Insulin was discovered early in the 20th century and it changed the prognoses for people with diabetes. The first patient was treated with insulin in 1922 and now insulin therapy is nearing its 10th decade in use. Discover how the discovery of insulin brought new hope to people with diabetes and why it continues to be a viable therapy.

  • Insulin research dates back to 1869 when a German medical student, Paul Langerhans, discovered what would someday be referred to as insulin-producing beta cells. Three decades later, a German physiologist named Oskar Minkowski, MD and a physician named Josef von Mering MD found when a pancreas gland was removed from a dog, the animal would get symptoms of diabetes and soon die. This is when doctors learned the pancreas played a big role in metabolizing sugar.
  • A Toronto-based surgeon, Frederick Banting, MD, found a publication in 1920 that piqued his interest in duct ligation. He went on to develop insulin therapy for the treatment of diabetes with the assistance of J.J. R. Macleod, MD, J. Bertram Collip, MA, PhD and C.H. Best. In January, 1922, 14-year-old Leonard Thompson was the first person with diabetes to be treated with insulin. It was a success as the boy was near death then quickly regained his appetite and strength. Other volunteers offered to test insulin and also reacted positively. In 1923, the Nobel Committee awarded Banting and MacLeod the Nobel Prize in Physiology or Medicine. The duo shared the cash award with Best and Collip.

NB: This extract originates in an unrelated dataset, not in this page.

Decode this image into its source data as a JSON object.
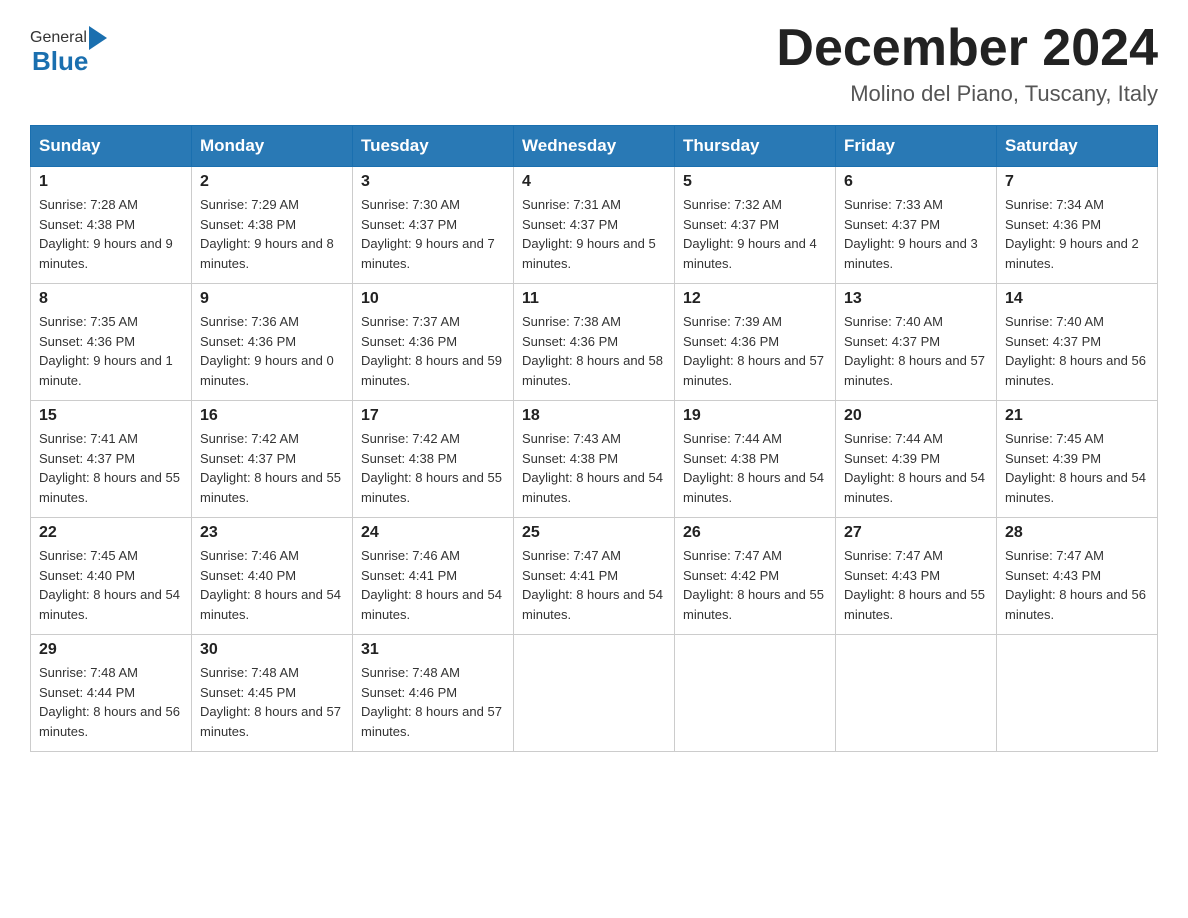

  • Soon after the discovery of insulin, medical firm Eli Lilly began a large-scale production of the extract. By 1923, they were producing significant amounts of insulin. While insulin is a treatment rather than a cure, it is considered one of the biggest medical discoveries. People with diabetes can live a normal life if they maintain regular insulin treatments.
  • The discovery of insulin ultimately led to the development of protamine zinc in the 1930s. By 1950 the medical field discovered protamine Hagedom (NPH) insulin. In the 1980s, synthetic insulin became “human insulin.” Then the updated therapy was referred to as analogue insulin lispro by the late 1990s.
  • A review of the history of insulin revealed the initial versions were impure. Over time, medical professionals found insulin, like other hormones, needs to bind to a receptor to do its work. Now they tend to use long-acting insulin, especially in outpatient settings, rather than regular insulin. An insulin pump is another way to ensure patients are getting the proper dosages throughout the day. This helps reduce the risk for hypoglycemia and weight gain associated with previous therapies.
  • Medical professionals discovered early on that patients with type 1 diabetes must inject insulin several times a day. Some patients with type 2 diabetes also benefit from insulin when diabetes pills stop working.
  • Continuous glucose monitoring is another cornerstone for patients with diabetes. Patients need to monitor their blood sugar levels at various times throughout the day and record the results. These records are shared with their healthcare team to look for patterns that should be addressed.
  • Recent studies have revealed additional benefits of using insulin. It has been shown to exert an anti-inflammatory effect as well as limit platelet aggregation and expression of pro-thrombotic factors. Medical professionals are hopeful insulin is cardio-protective as heart disease and stroke can be complications related to diabetes.
  • Despite concerns about the rising cost of insulin there will always be a need for this treatment. There are still types of available insulin which are low cost and may be substituted for newer ones. Never change your insulin type or dosage without consulting your health care provider. People using insulin experience fewer cases of renal disease, neurologic complications and digestive upset. Lifestyle changes can sometimes help people with type 2 diabetes and even eliminate the need for insulin. People with type 1 diabetes are dependent on insulin for their well-being.

The discovery of insulin almost a century ago has changed the quality of life for people with diabetes. Now people with diabetes can enjoy an active lifestyle with fewer complications. It is likely insulin will remain a long-term treatment for patients with diabetes.